Fed buying $300B in Treasurys
Central bank also announces it will buy another $750B in mortgage bonds as it tries to get credit flowing again.
NEW YORK (CNNMoney.com) -- The Federal Reserve announced Wednesday it would buy $300 billion of long-term Treasurys over the next six months in order to try and get credit flowing more freely again.
The Fed also announced plans to buy an additional $750 billion in mortgage-backed securities, a move designed to lower mortgage rates.
The Fed suggested it was planning to buy Treasurys in statements issued after the two previous meetings of the Federal Open Market Committee, the policymaking committee of the Fed that sets interest rates. So Wednesday's announcement, which came at the conclusion of the FOMC's latest meeting, was not a major surprise.

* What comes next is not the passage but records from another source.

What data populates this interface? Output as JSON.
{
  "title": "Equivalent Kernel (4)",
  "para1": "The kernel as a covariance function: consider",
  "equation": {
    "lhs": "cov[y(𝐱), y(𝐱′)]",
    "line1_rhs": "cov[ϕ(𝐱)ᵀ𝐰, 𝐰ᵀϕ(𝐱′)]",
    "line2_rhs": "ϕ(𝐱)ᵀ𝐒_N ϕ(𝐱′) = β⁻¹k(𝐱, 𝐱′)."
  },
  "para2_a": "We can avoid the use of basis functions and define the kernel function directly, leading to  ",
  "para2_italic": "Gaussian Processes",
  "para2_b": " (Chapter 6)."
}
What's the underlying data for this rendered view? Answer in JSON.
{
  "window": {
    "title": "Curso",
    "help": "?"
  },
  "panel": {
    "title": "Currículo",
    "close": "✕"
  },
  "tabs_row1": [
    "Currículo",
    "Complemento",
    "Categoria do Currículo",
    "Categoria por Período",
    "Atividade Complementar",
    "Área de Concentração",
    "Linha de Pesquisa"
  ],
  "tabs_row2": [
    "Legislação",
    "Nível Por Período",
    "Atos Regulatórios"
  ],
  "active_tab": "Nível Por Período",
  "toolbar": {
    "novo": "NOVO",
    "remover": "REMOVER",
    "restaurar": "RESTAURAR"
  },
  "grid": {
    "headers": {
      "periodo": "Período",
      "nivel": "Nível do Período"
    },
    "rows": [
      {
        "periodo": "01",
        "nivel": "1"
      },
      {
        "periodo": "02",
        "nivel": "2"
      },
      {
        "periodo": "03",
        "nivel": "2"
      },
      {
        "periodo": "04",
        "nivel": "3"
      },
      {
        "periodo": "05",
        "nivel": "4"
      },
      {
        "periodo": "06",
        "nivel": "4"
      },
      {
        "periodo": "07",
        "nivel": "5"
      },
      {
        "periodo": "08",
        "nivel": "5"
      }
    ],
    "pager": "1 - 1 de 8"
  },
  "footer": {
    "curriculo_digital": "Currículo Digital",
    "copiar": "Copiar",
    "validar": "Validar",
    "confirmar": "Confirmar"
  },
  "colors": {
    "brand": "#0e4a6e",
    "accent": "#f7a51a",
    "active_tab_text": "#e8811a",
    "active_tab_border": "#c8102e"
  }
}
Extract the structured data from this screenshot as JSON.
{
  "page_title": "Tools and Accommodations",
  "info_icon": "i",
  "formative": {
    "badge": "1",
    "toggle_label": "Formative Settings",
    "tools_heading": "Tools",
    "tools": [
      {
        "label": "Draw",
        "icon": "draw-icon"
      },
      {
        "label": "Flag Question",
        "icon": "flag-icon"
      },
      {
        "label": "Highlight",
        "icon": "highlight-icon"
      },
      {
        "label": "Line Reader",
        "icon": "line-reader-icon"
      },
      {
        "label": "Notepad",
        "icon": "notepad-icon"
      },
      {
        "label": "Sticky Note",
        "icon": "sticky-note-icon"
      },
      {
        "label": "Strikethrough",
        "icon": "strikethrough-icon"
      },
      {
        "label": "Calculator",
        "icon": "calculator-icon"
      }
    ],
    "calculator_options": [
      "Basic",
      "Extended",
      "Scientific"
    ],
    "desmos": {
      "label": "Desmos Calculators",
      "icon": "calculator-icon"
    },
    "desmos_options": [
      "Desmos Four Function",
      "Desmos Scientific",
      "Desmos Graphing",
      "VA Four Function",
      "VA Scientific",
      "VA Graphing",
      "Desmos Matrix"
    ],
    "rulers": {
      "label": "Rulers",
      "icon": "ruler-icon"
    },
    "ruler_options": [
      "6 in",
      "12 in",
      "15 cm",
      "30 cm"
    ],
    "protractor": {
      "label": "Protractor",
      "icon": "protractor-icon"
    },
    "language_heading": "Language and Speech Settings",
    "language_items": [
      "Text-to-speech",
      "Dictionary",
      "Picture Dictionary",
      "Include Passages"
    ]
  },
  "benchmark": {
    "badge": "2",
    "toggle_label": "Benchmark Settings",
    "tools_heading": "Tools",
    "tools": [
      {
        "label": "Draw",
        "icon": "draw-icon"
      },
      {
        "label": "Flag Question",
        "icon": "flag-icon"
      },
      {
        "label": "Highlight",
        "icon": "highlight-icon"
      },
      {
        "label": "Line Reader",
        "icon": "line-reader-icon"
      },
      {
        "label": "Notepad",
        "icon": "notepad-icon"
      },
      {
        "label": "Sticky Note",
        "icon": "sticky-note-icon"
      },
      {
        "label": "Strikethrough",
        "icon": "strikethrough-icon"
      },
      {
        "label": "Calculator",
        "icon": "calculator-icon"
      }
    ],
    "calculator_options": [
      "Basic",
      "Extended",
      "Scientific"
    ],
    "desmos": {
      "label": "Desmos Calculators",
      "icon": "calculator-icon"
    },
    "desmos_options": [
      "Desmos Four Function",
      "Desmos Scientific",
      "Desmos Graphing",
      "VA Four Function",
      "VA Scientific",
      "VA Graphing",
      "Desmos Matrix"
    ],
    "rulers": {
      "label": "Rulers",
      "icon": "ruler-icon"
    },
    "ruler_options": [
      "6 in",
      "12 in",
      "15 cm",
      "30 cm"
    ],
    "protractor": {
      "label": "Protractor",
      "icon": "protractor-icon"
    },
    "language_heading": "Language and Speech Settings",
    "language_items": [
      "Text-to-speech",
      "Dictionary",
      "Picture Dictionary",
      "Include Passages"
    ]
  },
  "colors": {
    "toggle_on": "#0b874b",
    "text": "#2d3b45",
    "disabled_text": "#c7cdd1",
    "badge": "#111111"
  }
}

Still, stocks turned higher on the news. Bond prices also surged, causing yields on longer-term Treasurys to fall sharply. The rate on the 10-year note fell about 0.3 percentage points immediately after the news to about 2.6%, while the yield on the 30-year note also fell 0.3 percentage points to around 3.6%.(Bond prices and rates move in opposite directions.)
The Fed also left interest rates unchanged at a range of 0% to 0.25%. Interest rates have been near zero since December.
"The message to the financial market is that the central bank is willing to do whatever it takes to stabilize the market," said Sung Won Sohn, economics professor at Cal State Channel Islands.
Sohn said the programs announced Wednesday show that the Fed "has plenty of ammunition even though interest rates are near zero."
The rally in stocks came even as the Fed warned in its statement that the U.S. economy has gotten worse since its last meeting in January. The central bank pointed to further job losses, declines in the value of stocks and homes, tight credit conditions and weak consumer sentiment and spending.
While the government reported the biggest jump in its key inflation reading earlier in the day Wednesday, the Fed said in its statement it believes that inflation would remain "subdued."
Instead, the Fed expressed more concern about deflation, in which falling prices lead businesses to further cut their output and employment. In its statement, the Fed said it "sees some risk that inflation could persist for a time below rates that best foster economic growth and price stability in the longer term."
The Fed's decision to buy Treasurys and more mortgages has the potential of leading to inflation down the road by significantly increasing the money supply. The Fed is essentially printing money to buy these bonds and securities, rather than drawing on tax dollars.
Some Fed watchers expressed concern about the Fed taking this step.
"Maybe this is the only way out. Maybe it is just that bad. But there is a real chance that the patient could die from the medicine, not the disease," said Kevin Giddis, managing director of fixed income at Morgan Keegan.
Giddis called the Fed's decision to spell out in specific terms the dollar amount and timing of the purchases as the "the ultimate gift card" for Treasury speculators.
The U.S. dollar was one immediate victim of the Fed's decision. The greenback hit a two-month low versus the euro and lost ground against other currencies as well. A weaker dollar could lead to Americans paying higher prices for imported goods, including oil.
Foreign exchange expert Ashraf Laidi, chief market strategist at CMC Markets in London, said the flood of new dollars into the system is a concern to currency traders, and will likely lead to further declines in the coming days.